The Armadel version derives from the Oldest Text version, except that in the Armadel version “the chapters have been greatly rearranged to reflect the order in which they would be consulted in conducting an actual magical operation” (Mathiesen, 2007, p. 4). In addition to our manuscript, this version of the text is known from four copies: Cambridge, Massachusetts, Harvard University, Houghton Library, MS Fr. 554 (17th c.), London, British Library, MS Lansdowne 1202, London, Wellcome Library, MS 4660 (18th c.), and Paris, Bibliothèque de l’Arsenal, MS 2349 (18th c.) (see Mathiesen, 2007, pp. 7-9). Given the fluidity of the textual transmission of the Clavicula, a comparison of the text of our manuscript with these four manuscripts is a desiderata.
Several indications suggest that the Clavicula Salomonis circulated widely in the later Middle Ages.
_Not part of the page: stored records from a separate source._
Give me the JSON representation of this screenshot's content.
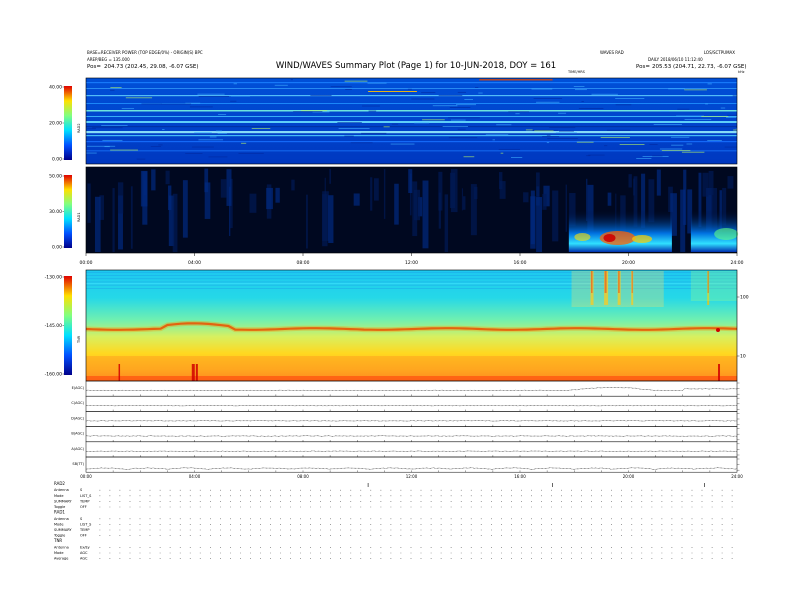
{
  "header": {
    "title": "WIND/WAVES Summary Plot (Page 1) for 10-JUN-2018, DOY = 161",
    "left_line1": "BASE=RECEIVER POWER (TOP EDGE/0%) - ORIGIN(S) BPC",
    "left_line2": "AREP/BEG = 135.000",
    "left_pos_label": "Pos=",
    "left_pos_value": "204.73 (202.45, 29.08, -6.07 GSE)",
    "right_top1": "WAVES RAD",
    "right_top2": "LOS/SCTPUMAX",
    "right_line2": "DAILY 2018/06/10 11:12:40",
    "right_pos_label": "Pos=",
    "right_pos_value": "205.53 (204.71, 22.73, -6.07 GSE)",
    "hours_label": "TIME/HRS",
    "khz_label": "kHz"
  },
  "legend": {
    "rad2": "RAD2",
    "rad1": "RAD1",
    "tnr": "TNR"
  },
  "status_block": {
    "rad2_title": "RAD2",
    "rad1_title": "RAD1",
    "tnr_title": "TNR",
    "rows": [
      [
        "Antenna",
        "S"
      ],
      [
        "Mode",
        "LIST_S"
      ],
      [
        "SUMMARY",
        "TEMP"
      ],
      [
        "Toggle",
        "OFF"
      ],
      [
        "Antenna",
        "S"
      ],
      [
        "Mode",
        "LIST_S"
      ],
      [
        "SUMMARY",
        "TEMP"
      ],
      [
        "Toggle",
        "OFF"
      ],
      [
        "Antenna",
        "Ex/Ey"
      ],
      [
        "Mode",
        "AGC"
      ],
      [
        "Average",
        "AGC"
      ]
    ]
  },
  "chart_data": [
    {
      "type": "heatmap",
      "name": "RAD2",
      "colorbar_ticks": [
        "40.00",
        "20.00",
        "0.00"
      ],
      "x_range": [
        0,
        24
      ],
      "note": "Dynamic spectrum, mostly quiet background with narrow horizontal bands"
    },
    {
      "type": "heatmap",
      "name": "RAD1",
      "colorbar_ticks": [
        "50.00",
        "30.00",
        "0.00"
      ],
      "xticks": [
        "00:00",
        "04:00",
        "08:00",
        "12:00",
        "16:00",
        "20:00",
        "24:00"
      ],
      "x_range": [
        0,
        24
      ],
      "bursts": [
        {
          "start": 17.8,
          "end": 21.6
        },
        {
          "start": 22.3,
          "end": 24
        }
      ]
    },
    {
      "type": "heatmap",
      "name": "TNR",
      "colorbar_ticks": [
        "-130.00",
        "-145.00",
        "-160.00"
      ],
      "right_axis_ticks": [
        "100",
        "10"
      ],
      "x_range": [
        0,
        24
      ]
    },
    {
      "type": "line",
      "name": "Antenna/AGC traces",
      "panels": [
        "E(AGC)",
        "C(AGC)",
        "D(AGC)",
        "B(AGC)",
        "A(AGC)",
        "SB(TT)"
      ],
      "xticks": [
        "00:00",
        "04:00",
        "08:00",
        "12:00",
        "16:00",
        "20:00",
        "24:00"
      ],
      "x_range": [
        0,
        24
      ]
    }
  ]
}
It is mentioned by authors and inquisitors, and appears in princely libraries, including those of Francesco I Gonzaga (d. 1407), Marquise of Mantua, and Filippo Maria Visconti (d. 1447), Duke of Milan (cf. Boudet 2006, pp. 28, 357). In 1508, Johannes Trithemius listed forty-three explicitly demonic books on magic that he had examined and condemned, placing the Clavicula Salomonis at the top of his list, suggesting that it was the best known and most important treatise on magic at the time (cf. Boudet, 2006, p 354). However, only two medieval manuscripts are now known: an Italian translation made in 1446 most likely for the Visconti family, Paris, Bibliothèque nationale, MS ital. 1524, ff. 178v-235v, and a late-fifteenth-century copy in Latin, formerly in Amsterdam, Bibliotheca Philosophica Hermetica, MS 114, pp. 74-138 (Boudet, 2006, pp. 27, 353-359). The survival of the text in so few medieval copies doubtless reflects both the risk one ran by owning such a book and the fact that copies were burned because of the forbidden content of the text (Boudet, 2006, p 359). In the modern era, Clavicula Salomonis would enjoy renewed interest, and in France, most surviving manuscripts date from the eighteenth-century Age of Enlightenment (cf. Mathiesen, 2007, p. 3).
Boudet, J.-P. Entre science et nigromance: Astrologie, divination et magie dans l’Occident médiéval (XIIe-XVe siècle), Paris, 2006.
Les Clavicules de Salomon, Paris, 1892. (A photographic facsimile of Bibliothèque nationale, MS Français 25314, of the Abograzar text group, internally dated 1634, but was probably written later).
Mathers, S. L. M. The Key of Solomon the King (Clavicula Salomonis), London, 1899. (An English edition based on manuscripts of the Oldest Text version)
Mathiesen, R. “The Key of Salomon: Toward a Typology of the Manuscripts,” Societas Magica Newsletter 17 (2007), pp. 1, 3-9. Available online:
Summers, M. Witchcraft and Black Magic, London, 1946.
Digital edition of British Library, MS Lansdowne 1203 (Abograzar text group):